*Entries supplied*:
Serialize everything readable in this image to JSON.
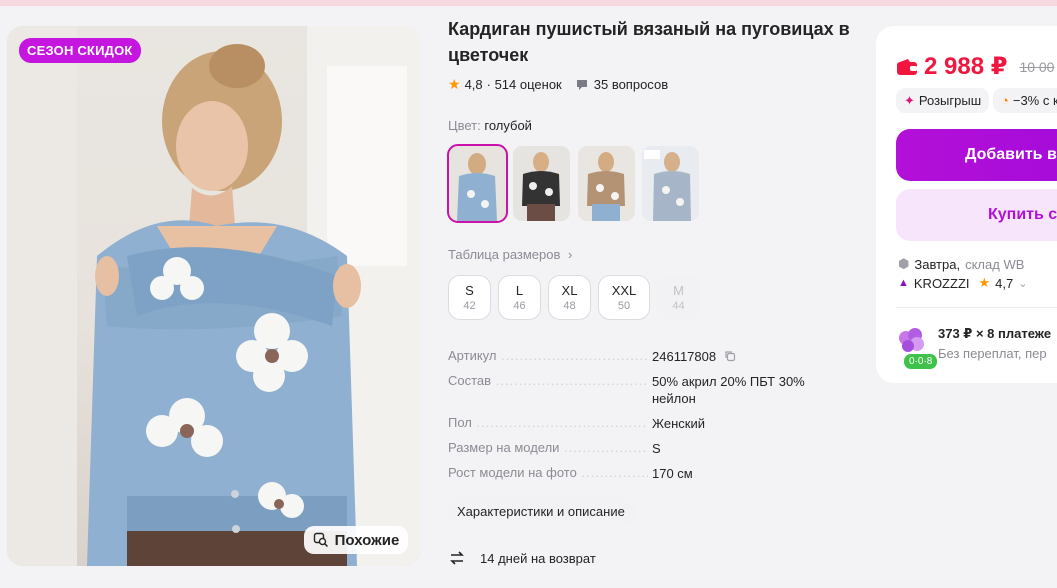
{
  "image": {
    "badge": "СЕЗОН СКИДОК",
    "similar_label": "Похожие"
  },
  "product": {
    "title": "Кардиган пушистый вязаный на пуговицах в цветочек",
    "rating": "4,8",
    "reviews": "· 514 оценок",
    "questions": "35 вопросов",
    "color_label": "Цвет:",
    "color_value": "голубой",
    "size_table_label": "Таблица размеров",
    "sizes": [
      {
        "name": "S",
        "ru": "42",
        "available": true
      },
      {
        "name": "L",
        "ru": "46",
        "available": true
      },
      {
        "name": "XL",
        "ru": "48",
        "available": true
      },
      {
        "name": "XXL",
        "ru": "50",
        "available": true
      },
      {
        "name": "M",
        "ru": "44",
        "available": false
      }
    ],
    "specs": [
      {
        "key": "Артикул",
        "value": "246117808"
      },
      {
        "key": "Состав",
        "value": "50% акрил 20% ПБТ 30% нейлон"
      },
      {
        "key": "Пол",
        "value": "Женский"
      },
      {
        "key": "Размер на модели",
        "value": "S"
      },
      {
        "key": "Рост модели на фото",
        "value": "170 см"
      }
    ],
    "characteristics_button": "Характеристики и описание",
    "return_policy": "14 дней на возврат"
  },
  "buy_card": {
    "price": "2 988 ₽",
    "old_price": "10 00",
    "chip_lottery": "Розыгрыш",
    "chip_discount": "−3% с к",
    "add_button": "Добавить в",
    "buy_button": "Купить с",
    "delivery_day": "Завтра,",
    "delivery_place": "склад WB",
    "seller_name": "KROZZZI",
    "seller_rating": "4,7",
    "installment_title": "373 ₽ × 8 платеже",
    "installment_sub": "Без переплат, пер",
    "installment_badge": "0·0·8"
  },
  "colors": {
    "accent": "#cb11ab",
    "price": "#f0163f",
    "primary_button": "#a50bd9",
    "sale_badge": "#c516e0"
  }
}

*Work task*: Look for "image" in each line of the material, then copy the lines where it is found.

*Answer space*:
Serialize everything readable in this image to JSON.
  "image": {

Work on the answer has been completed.